A Working Contradiction?
2021 has been a busy year in the courts for the platform economy with two seemingly contradictory rulings in the Uber case (Feb 2021) and the Deliveroo case (Jun 2021). Central to both cases was whether or not the people engaged were genuinely self-employed, or “workers” which has a big impact on employment rights (self-employed have no employment rights).
For a bit of background on the uber case, what it means to be a worker and the case’s potential implications, I wrote a 3-part blog
To the layperson, and average app user (who doesn’t have Uber and Deliveroo installed on their phones (especially after a year in lockdown) they may seem very similar, with similar services (one taxies you somewhere, the other taxies food to you). So shouldn’t the drivers end up legally with the same employment status?
Although both judgements on the face of it appear to contradict each other, the decision made in each were based on different aspects of the legal test for a workers’ status, which when both are put side by side and analysed may pave the way for an easy-to-understand simple mechanism to determine a workers status, rather than some of the overly complex tools that are out there.
Whereas the Uber case was determined by key features such drivers not being able to determine the fares, Uber’s monitoring of acceptance and cancellation rates, the crux of Independent Workers’ Union of Great Britain (IWGB) argument hinged on being able to show that Deliveroo drivers and riders were required to personally make the delivery and could not send a substitute instead.
The Court of Appeal ruled in favour of Deliveroo stating that the riders are under no obligation to provide their services personally; effectively having an unlimited right of substitution.
A new version of the Supplier’s Agreement which Deliveroo use was pushed out to its riders just weeks before the initial court hearing in 2017, which effectively gave enough scope for them to still be considered self-employed. The Court of Appeal did however note that “it is reasonable to infer that Deliveroo’s reason for making the change was to strengthen its position in the context of IWGB’s claim for recognition.”
The earlier Supplier’s Agreement “involved much more control and direction by Deliveroo –strict uniform requirements, a different attitude to substitutes and in other significant respects.”
This attitude change in terms of riders being able to subcontract the deliveries is what clinched the case for Deliveroo whose spokesperson said, “Deliveroo’s model offers the genuine flexibility that is only compatible with self-employment, providing riders with the work they tell us they value.”
Whilst each engagement of the self-employed clearly need to be assessed on their own merits, businesses wishing to be certain that they are self-employed and don’t fall into the worker category should ensure that they have a clear and genuine right to send a substitute to carry out the work (whether or not this is taken up is irrelevant). If this right to send a substitute exists, then they are self-employed and in a massive oversimplification can almost be used as the only measure.
Whilst on the face of it we may see the classification of workers being simplified, it may not last and the disputes in the gig economy won’t be going anywhere.

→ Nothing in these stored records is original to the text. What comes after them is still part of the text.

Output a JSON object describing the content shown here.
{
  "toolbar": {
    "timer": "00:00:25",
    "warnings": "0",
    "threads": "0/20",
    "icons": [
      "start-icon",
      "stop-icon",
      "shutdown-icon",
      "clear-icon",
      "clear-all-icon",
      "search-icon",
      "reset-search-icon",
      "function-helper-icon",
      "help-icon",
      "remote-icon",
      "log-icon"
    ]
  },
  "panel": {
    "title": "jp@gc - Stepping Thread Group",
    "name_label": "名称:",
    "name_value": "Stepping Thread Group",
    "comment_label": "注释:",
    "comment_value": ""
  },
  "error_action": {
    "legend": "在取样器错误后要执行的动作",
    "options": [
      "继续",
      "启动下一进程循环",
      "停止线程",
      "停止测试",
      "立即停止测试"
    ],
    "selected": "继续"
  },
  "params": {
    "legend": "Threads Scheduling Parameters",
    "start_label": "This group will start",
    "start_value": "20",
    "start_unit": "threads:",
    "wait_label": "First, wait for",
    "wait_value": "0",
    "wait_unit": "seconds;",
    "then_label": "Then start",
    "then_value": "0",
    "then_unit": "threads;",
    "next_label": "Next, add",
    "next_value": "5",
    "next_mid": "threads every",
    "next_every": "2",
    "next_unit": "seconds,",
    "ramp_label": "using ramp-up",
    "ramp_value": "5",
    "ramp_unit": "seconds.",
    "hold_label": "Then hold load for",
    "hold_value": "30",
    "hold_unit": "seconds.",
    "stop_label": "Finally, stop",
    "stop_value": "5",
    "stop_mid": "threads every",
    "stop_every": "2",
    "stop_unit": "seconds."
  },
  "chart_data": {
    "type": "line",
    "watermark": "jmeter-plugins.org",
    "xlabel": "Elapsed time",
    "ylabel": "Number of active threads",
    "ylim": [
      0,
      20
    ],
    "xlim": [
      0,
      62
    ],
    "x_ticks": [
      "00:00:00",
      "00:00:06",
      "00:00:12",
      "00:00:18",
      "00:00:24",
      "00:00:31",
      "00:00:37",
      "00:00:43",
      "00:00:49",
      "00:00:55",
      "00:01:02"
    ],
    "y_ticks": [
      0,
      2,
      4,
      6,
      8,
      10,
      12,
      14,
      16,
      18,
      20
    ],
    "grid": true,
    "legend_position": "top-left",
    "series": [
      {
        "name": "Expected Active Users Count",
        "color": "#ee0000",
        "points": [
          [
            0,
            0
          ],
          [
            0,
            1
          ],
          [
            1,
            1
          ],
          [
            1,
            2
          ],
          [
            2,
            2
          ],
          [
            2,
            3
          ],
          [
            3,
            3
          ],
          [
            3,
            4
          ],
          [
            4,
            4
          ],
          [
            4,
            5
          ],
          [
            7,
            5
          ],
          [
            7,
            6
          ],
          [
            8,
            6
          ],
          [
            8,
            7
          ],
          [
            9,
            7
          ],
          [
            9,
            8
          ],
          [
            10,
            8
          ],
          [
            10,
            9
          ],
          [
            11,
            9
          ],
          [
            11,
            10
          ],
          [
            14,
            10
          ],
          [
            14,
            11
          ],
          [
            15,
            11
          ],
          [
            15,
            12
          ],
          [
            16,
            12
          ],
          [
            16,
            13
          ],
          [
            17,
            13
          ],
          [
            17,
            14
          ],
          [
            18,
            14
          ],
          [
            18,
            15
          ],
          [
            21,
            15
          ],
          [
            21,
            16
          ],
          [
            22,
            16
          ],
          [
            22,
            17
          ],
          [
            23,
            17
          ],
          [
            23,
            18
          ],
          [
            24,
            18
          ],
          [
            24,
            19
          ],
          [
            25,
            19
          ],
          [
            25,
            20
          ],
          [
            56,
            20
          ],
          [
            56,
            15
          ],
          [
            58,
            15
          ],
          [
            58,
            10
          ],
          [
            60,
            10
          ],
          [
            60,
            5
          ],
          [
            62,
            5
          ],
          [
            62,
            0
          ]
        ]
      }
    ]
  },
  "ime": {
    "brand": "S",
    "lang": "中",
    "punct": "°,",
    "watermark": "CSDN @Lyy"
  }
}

The Netherlands courts ruled for instance, that Deliveroo’s riders are indeed employees and the European Commission will release recommendations on potential gig-economy legislation later this year.
HMRC’s CEST tool places a heavy weighting on the right to substitute to be outside IR35 BUT also that this must be a practical right. The judges in the Deliveroo case said the simple “right to substitute” is sufficient in a contract as evidence of self-employment. The ramifications could be enormous, and leaves businesses with plenty of food for thought (obviously ordered via Deliveroo).
author: Matt Jennings, Client Solution Manager at My Digital